A fascinating story about property rights and environmental regeneration in Niger:
In this dust-choked region, long seen as an increasingly barren wasteland decaying into desert, millions of trees are flourishing, thanks in part to poor farmers whose simple methods cost little or nothing at all….And this has been achieved largely without relying on the large-scale planting of trees or other expensive methods often advocated by African politicians and aid groups for halting desertification, the process by which soil loses its fertility….
Another change was the way trees were regarded by law. From colonial times, all trees in Niger had been regarded as the property of the state, which gave farmers little incentive to protect them. Trees were chopped for firewood or construction without regard to the environmental costs. Government foresters were supposed to make sure the trees were properly managed, but there were not enough of them to police a country more than twice the size of France.
But over time, farmers began to regard the trees in their fields as their property, and in recent years the government has recognized the benefits of this by allowing individuals to own trees. Farmers make money off the trees by selling branches, pods, fruit and bark. Because these sales are more lucrative over time than simply chopping down the trees for firewood, the farmers preserve them.

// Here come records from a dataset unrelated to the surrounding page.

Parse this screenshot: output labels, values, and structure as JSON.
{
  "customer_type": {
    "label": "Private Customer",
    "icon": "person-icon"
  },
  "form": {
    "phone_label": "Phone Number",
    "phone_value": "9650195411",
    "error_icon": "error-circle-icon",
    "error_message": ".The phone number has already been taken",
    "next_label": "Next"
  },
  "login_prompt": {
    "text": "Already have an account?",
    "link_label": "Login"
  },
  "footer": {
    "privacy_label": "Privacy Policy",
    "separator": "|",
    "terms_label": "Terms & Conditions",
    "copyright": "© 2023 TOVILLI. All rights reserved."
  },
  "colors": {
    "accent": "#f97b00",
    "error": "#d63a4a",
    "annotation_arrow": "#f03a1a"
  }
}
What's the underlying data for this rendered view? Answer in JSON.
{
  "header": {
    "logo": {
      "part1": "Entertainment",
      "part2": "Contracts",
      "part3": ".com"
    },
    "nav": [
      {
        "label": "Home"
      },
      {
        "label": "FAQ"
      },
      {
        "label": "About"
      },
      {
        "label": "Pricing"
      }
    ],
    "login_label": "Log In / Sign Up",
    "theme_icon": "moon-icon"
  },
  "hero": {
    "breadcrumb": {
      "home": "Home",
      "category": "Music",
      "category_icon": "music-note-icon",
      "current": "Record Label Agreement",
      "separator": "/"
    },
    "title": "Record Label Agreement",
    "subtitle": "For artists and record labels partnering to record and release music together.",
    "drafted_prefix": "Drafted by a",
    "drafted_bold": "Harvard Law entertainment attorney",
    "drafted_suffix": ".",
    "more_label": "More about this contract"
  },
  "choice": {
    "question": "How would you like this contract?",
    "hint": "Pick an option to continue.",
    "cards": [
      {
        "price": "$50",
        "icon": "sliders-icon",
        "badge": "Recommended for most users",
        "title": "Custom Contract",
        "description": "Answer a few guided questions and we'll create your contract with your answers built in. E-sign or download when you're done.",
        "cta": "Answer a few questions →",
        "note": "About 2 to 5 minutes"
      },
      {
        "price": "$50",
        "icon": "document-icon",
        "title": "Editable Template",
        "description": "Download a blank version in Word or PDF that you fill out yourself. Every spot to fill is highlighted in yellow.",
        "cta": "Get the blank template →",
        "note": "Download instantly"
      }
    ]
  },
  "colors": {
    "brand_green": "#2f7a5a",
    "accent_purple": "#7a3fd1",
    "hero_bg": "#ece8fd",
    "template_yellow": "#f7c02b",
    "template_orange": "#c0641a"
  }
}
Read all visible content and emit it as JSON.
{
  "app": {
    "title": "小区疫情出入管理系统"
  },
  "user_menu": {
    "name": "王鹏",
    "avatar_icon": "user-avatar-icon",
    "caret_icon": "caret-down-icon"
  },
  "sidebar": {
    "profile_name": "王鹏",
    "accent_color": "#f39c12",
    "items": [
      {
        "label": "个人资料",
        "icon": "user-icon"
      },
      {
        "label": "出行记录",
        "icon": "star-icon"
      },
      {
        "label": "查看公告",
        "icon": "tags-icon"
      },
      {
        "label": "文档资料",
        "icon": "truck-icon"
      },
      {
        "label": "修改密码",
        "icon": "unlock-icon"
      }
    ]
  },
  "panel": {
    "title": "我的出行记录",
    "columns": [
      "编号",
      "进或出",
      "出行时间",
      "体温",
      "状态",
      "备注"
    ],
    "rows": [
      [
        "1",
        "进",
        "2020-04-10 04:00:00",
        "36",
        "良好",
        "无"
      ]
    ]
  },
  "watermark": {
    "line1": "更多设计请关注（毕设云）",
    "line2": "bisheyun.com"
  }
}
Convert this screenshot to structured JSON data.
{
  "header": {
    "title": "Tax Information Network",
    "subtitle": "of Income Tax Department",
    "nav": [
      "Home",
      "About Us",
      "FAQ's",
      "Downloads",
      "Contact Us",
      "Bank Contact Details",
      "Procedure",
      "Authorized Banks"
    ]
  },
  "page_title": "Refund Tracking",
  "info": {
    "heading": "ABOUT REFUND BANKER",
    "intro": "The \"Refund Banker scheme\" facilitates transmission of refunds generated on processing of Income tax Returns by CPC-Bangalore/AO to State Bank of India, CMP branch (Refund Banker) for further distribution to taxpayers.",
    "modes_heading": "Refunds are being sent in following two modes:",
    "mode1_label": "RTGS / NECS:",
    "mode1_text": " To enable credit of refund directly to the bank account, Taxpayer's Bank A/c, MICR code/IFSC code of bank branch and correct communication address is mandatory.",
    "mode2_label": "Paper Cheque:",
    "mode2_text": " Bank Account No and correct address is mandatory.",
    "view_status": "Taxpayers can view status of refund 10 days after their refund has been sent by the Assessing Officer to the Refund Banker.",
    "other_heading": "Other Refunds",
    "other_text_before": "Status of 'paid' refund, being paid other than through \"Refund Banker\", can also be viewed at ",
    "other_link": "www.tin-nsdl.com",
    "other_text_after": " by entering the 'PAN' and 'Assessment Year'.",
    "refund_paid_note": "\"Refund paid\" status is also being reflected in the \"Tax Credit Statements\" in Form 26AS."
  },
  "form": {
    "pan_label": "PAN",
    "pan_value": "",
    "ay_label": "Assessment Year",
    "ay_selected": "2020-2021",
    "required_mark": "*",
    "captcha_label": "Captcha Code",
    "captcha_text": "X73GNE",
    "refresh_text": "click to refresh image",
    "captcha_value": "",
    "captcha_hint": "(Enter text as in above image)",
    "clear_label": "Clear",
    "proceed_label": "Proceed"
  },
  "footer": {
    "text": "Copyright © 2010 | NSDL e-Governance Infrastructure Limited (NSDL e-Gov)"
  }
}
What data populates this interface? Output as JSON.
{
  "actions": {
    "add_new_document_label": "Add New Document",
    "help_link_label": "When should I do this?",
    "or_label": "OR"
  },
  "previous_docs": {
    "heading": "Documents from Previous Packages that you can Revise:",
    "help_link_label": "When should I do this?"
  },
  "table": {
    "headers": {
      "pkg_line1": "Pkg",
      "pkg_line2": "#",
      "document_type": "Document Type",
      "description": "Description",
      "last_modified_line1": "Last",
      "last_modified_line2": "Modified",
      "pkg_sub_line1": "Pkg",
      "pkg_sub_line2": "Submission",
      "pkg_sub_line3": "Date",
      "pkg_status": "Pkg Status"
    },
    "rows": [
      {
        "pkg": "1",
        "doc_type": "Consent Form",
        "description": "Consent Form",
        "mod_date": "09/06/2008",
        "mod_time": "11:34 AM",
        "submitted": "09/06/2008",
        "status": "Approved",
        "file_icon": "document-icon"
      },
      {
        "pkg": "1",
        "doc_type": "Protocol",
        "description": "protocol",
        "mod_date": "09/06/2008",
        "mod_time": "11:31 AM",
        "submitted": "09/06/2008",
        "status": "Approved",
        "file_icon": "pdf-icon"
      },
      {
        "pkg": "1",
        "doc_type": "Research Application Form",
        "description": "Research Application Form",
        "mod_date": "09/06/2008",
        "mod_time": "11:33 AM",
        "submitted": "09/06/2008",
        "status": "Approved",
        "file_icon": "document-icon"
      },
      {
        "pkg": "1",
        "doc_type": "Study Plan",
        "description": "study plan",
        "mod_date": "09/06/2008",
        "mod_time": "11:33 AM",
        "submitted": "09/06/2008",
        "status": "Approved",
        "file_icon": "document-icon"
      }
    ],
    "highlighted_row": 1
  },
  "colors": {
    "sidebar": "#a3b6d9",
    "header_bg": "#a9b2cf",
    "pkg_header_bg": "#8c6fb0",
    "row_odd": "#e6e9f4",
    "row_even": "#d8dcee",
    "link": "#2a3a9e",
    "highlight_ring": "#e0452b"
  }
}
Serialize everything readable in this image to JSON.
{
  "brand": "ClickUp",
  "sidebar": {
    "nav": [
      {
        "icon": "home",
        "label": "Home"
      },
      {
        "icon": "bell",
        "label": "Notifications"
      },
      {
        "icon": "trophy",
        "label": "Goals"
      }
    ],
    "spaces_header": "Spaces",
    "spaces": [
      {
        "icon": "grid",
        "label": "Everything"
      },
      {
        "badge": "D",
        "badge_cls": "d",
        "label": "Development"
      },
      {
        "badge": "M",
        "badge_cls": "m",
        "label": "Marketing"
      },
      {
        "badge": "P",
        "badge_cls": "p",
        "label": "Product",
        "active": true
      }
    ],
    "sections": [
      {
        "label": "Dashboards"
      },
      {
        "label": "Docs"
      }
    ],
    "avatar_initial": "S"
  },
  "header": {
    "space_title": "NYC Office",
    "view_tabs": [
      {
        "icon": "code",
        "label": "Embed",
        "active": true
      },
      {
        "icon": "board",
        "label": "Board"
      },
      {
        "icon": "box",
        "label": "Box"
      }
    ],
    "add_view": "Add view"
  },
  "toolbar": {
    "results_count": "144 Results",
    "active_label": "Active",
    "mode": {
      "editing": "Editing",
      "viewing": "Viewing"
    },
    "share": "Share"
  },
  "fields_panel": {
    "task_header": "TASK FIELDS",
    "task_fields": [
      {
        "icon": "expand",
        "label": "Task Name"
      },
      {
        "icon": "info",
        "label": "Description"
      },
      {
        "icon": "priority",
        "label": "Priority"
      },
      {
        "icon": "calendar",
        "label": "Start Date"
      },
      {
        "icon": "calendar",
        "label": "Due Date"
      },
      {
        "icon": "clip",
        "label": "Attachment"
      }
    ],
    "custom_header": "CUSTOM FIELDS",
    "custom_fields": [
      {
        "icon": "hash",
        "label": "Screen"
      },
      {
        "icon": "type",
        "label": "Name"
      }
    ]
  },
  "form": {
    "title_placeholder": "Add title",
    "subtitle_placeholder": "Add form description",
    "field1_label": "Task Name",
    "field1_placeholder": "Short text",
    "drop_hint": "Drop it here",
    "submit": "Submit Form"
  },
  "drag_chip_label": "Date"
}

Virginia Postrel notes that "the behavioral change came first and was ratified by law–a process that is more likely to succeed than a new property-rights regime imposed from outside." It isn't just ownership that's important. It's how you get there.